SUPPLIED DATA: Begin

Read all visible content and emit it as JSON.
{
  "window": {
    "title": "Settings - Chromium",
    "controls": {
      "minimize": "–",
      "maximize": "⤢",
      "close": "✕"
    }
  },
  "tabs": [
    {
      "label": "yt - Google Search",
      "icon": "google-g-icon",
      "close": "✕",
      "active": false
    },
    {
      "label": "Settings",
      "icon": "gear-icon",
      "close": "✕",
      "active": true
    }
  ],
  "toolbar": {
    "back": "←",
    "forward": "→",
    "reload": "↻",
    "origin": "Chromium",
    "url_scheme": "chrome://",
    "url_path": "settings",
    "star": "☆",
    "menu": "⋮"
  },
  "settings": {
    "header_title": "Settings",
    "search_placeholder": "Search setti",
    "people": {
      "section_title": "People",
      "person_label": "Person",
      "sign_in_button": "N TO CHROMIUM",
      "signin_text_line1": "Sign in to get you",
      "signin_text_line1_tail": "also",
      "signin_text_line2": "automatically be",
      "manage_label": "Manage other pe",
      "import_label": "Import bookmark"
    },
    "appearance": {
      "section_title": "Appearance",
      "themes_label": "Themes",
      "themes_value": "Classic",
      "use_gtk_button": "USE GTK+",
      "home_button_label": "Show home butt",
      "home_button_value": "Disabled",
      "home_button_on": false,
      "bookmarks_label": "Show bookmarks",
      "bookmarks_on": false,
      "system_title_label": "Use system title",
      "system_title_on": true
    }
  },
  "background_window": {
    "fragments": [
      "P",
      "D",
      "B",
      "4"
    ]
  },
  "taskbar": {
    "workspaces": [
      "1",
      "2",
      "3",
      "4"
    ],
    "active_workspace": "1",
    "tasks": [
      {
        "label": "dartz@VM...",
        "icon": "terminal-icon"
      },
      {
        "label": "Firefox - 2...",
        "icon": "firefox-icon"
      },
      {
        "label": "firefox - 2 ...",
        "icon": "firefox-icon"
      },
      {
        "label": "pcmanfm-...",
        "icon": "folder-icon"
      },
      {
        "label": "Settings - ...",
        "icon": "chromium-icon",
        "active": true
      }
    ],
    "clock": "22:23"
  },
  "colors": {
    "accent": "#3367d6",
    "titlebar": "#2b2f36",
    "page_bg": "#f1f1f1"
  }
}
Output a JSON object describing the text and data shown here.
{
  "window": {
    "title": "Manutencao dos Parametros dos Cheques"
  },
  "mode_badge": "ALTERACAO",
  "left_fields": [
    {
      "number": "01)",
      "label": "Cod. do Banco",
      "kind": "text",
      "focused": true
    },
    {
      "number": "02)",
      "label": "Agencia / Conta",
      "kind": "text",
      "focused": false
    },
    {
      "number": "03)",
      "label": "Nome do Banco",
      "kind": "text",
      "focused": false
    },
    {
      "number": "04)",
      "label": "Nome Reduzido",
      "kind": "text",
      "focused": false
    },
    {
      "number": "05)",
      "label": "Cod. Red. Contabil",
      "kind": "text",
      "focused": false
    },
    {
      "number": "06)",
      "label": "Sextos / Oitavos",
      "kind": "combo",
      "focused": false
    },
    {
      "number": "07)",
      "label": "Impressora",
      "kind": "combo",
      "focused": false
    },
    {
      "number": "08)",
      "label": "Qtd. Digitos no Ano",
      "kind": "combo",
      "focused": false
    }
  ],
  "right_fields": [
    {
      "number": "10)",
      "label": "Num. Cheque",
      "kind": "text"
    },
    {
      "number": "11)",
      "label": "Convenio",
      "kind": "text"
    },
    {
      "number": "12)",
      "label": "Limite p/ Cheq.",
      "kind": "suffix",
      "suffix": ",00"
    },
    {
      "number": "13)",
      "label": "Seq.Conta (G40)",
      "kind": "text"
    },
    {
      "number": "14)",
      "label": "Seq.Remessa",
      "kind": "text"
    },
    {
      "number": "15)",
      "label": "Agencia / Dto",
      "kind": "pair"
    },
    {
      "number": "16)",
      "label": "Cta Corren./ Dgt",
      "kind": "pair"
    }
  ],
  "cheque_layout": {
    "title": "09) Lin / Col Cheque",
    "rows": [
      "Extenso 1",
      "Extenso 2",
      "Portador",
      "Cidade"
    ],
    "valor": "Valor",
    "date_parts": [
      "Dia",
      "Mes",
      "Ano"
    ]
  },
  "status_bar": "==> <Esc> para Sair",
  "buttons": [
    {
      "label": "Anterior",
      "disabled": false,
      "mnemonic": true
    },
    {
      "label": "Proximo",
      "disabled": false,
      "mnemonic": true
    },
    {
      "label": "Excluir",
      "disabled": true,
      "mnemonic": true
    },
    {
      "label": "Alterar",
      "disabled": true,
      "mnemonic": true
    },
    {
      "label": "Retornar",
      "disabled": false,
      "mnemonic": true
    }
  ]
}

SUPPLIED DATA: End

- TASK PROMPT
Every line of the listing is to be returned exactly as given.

- SOLUTION TO THIS TASK
Read all visible content and emit it as JSON.
{
  "window": {
    "title": "Settings - Chromium",
    "controls": {
      "minimize": "–",
      "maximize": "⤢",
      "close": "✕"
    }
  },
  "tabs": [
    {
      "label": "yt - Google Search",
      "icon": "google-g-icon",
      "close": "✕",
      "active": false
    },
    {
      "label": "Settings",
      "icon": "gear-icon",
      "close": "✕",
      "active": true
    }
  ],
  "toolbar": {
    "back": "←",
    "forward": "→",
    "reload": "↻",
    "origin": "Chromium",
    "url_scheme": "chrome://",
    "url_path": "settings",
    "star": "☆",
    "menu": "⋮"
  },
  "settings": {
    "header_title": "Settings",
    "search_placeholder": "Search setti",
    "people": {
      "section_title": "People",
      "person_label": "Person",
      "sign_in_button": "N TO CHROMIUM",
      "signin_text_line1": "Sign in to get you",
      "signin_text_line1_tail": "also",
      "signin_text_line2": "automatically be",
      "manage_label": "Manage other pe",
      "import_label": "Import bookmark"
    },
    "appearance": {
      "section_title": "Appearance",
      "themes_label": "Themes",
      "themes_value": "Classic",
      "use_gtk_button": "USE GTK+",
      "home_button_label": "Show home butt",
      "home_button_value": "Disabled",
      "home_button_on": false,
      "bookmarks_label": "Show bookmarks",
      "bookmarks_on": false,
      "system_title_label": "Use system title",
      "system_title_on": true
    }
  },
  "background_window": {
    "fragments": [
      "P",
      "D",
      "B",
      "4"
    ]
  },
  "taskbar": {
    "workspaces": [
      "1",
      "2",
      "3",
      "4"
    ],
    "active_workspace": "1",
    "tasks": [
      {
        "label": "dartz@VM...",
        "icon": "terminal-icon"
      },
      {
        "label": "Firefox - 2...",
        "icon": "firefox-icon"
      },
      {
        "label": "firefox - 2 ...",
        "icon": "firefox-icon"
      },
      {
        "label": "pcmanfm-...",
        "icon": "folder-icon"
      },
      {
        "label": "Settings - ...",
        "icon": "chromium-icon",
        "active": true
      }
    ],
    "clock": "22:23"
  },
  "colors": {
    "accent": "#3367d6",
    "titlebar": "#2b2f36",
    "page_bg": "#f1f1f1"
  }
}
Output a JSON object describing the text and data shown here.
{
  "window": {
    "title": "Manutencao dos Parametros dos Cheques"
  },
  "mode_badge": "ALTERACAO",
  "left_fields": [
    {
      "number": "01)",
      "label": "Cod. do Banco",
      "kind": "text",
      "focused": true
    },
    {
      "number": "02)",
      "label": "Agencia / Conta",
      "kind": "text",
      "focused": false
    },
    {
      "number": "03)",
      "label": "Nome do Banco",
      "kind": "text",
      "focused": false
    },
    {
      "number": "04)",
      "label": "Nome Reduzido",
      "kind": "text",
      "focused": false
    },
    {
      "number": "05)",
      "label": "Cod. Red. Contabil",
      "kind": "text",
      "focused": false
    },
    {
      "number": "06)",
      "label": "Sextos / Oitavos",
      "kind": "combo",
      "focused": false
    },
    {
      "number": "07)",
      "label": "Impressora",
      "kind": "combo",
      "focused": false
    },
    {
      "number": "08)",
      "label": "Qtd. Digitos no Ano",
      "kind": "combo",
      "focused": false
    }
  ],
  "right_fields": [
    {
      "number": "10)",
      "label": "Num. Cheque",
      "kind": "text"
    },
    {
      "number": "11)",
      "label": "Convenio",
      "kind": "text"
    },
    {
      "number": "12)",
      "label": "Limite p/ Cheq.",
      "kind": "suffix",
      "suffix": ",00"
    },
    {
      "number": "13)",
      "label": "Seq.Conta (G40)",
      "kind": "text"
    },
    {
      "number": "14)",
      "label": "Seq.Remessa",
      "kind": "text"
    },
    {
      "number": "15)",
      "label": "Agencia / Dto",
      "kind": "pair"
    },
    {
      "number": "16)",
      "label": "Cta Corren./ Dgt",
      "kind": "pair"
    }
  ],
  "cheque_layout": {
    "title": "09) Lin / Col Cheque",
    "rows": [
      "Extenso 1",
      "Extenso 2",
      "Portador",
      "Cidade"
    ],
    "valor": "Valor",
    "date_parts": [
      "Dia",
      "Mes",
      "Ano"
    ]
  },
  "status_bar": "==> <Esc> para Sair",
  "buttons": [
    {
      "label": "Anterior",
      "disabled": false,
      "mnemonic": true
    },
    {
      "label": "Proximo",
      "disabled": false,
      "mnemonic": true
    },
    {
      "label": "Excluir",
      "disabled": true,
      "mnemonic": true
    },
    {
      "label": "Alterar",
      "disabled": true,
      "mnemonic": true
    },
    {
      "label": "Retornar",
      "disabled": false,
      "mnemonic": true
    }
  ]
}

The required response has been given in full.